WHAT THE TASK REQUIRES>
Copy each line below that has "hours".

SUPPLIED RECORDS>
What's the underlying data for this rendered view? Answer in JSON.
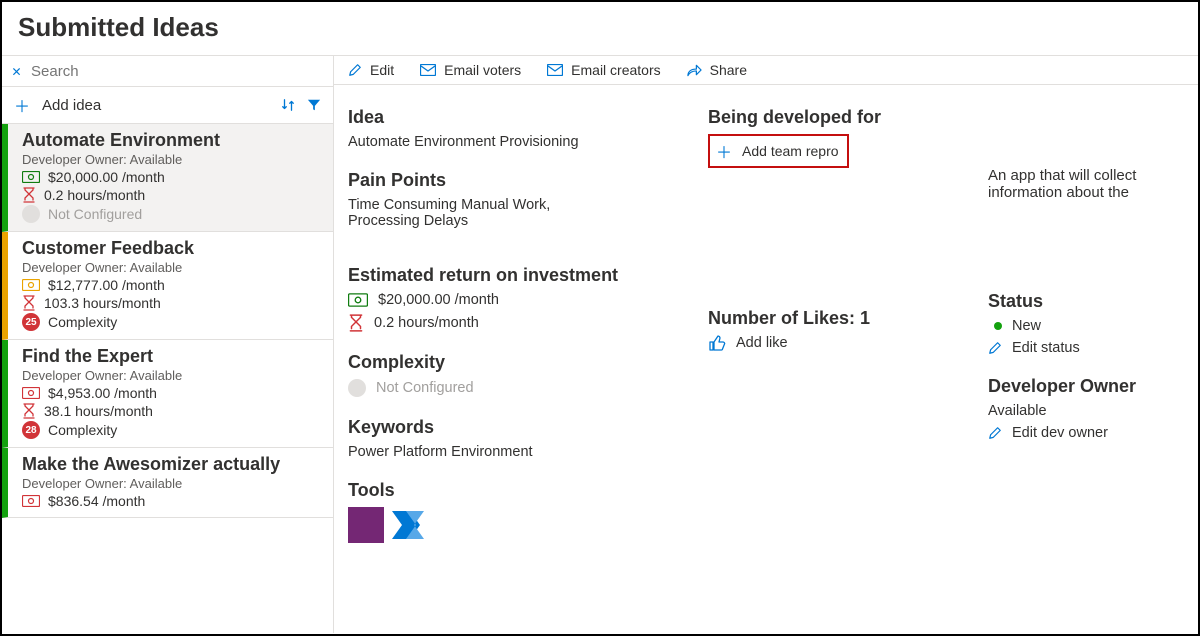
{
  "page_title": "Submitted Ideas",
  "search": {
    "placeholder": "Search"
  },
  "add_idea_label": "Add idea",
  "ideas": [
    {
      "title": "Automate Environment",
      "owner_line": "Developer Owner: Available",
      "money": "$20,000.00 /month",
      "hours": "0.2 hours/month",
      "complexity_label": "Not Configured",
      "complexity_num": "",
      "color": "green",
      "selected": true,
      "money_color": "money-green"
    },
    {
      "title": "Customer Feedback",
      "owner_line": "Developer Owner: Available",
      "money": "$12,777.00 /month",
      "hours": "103.3 hours/month",
      "complexity_label": "Complexity",
      "complexity_num": "25",
      "color": "yellow",
      "selected": false,
      "money_color": "money-yellow"
    },
    {
      "title": "Find the Expert",
      "owner_line": "Developer Owner: Available",
      "money": "$4,953.00 /month",
      "hours": "38.1 hours/month",
      "complexity_label": "Complexity",
      "complexity_num": "28",
      "color": "green",
      "selected": false,
      "money_color": "money-red"
    },
    {
      "title": "Make the Awesomizer actually",
      "owner_line": "Developer Owner: Available",
      "money": "$836.54 /month",
      "hours": "",
      "complexity_label": "",
      "complexity_num": "",
      "color": "green",
      "selected": false,
      "money_color": "money-red"
    }
  ],
  "toolbar": {
    "edit": "Edit",
    "email_voters": "Email voters",
    "email_creators": "Email creators",
    "share": "Share"
  },
  "detail": {
    "idea_h": "Idea",
    "idea_v": "Automate Environment Provisioning",
    "pain_h": "Pain Points",
    "pain_v": "Time Consuming Manual Work, Processing Delays",
    "roi_h": "Estimated return on investment",
    "roi_money": "$20,000.00 /month",
    "roi_hours": "0.2 hours/month",
    "complexity_h": "Complexity",
    "complexity_v": "Not Configured",
    "keywords_h": "Keywords",
    "keywords_v": "Power Platform Environment",
    "tools_h": "Tools",
    "being_dev_h": "Being developed for",
    "add_team": "Add team repro",
    "likes_h": "Number of Likes: 1",
    "add_like": "Add like",
    "status_h": "Status",
    "status_v": "New",
    "edit_status": "Edit status",
    "dev_owner_h": "Developer Owner",
    "dev_owner_v": "Available",
    "edit_dev_owner": "Edit dev owner",
    "description": "An app that will collect information about the"
  },
  "colors": {
    "primary": "#0078d4",
    "green": "#13a10e",
    "red": "#d13438"
  }
}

ANSWER SECTION>
      "hours": "0.2 hours/month",
      "hours": "103.3 hours/month",
      "hours": "38.1 hours/month",
      "hours": "",
    "roi_hours": "0.2 hours/month",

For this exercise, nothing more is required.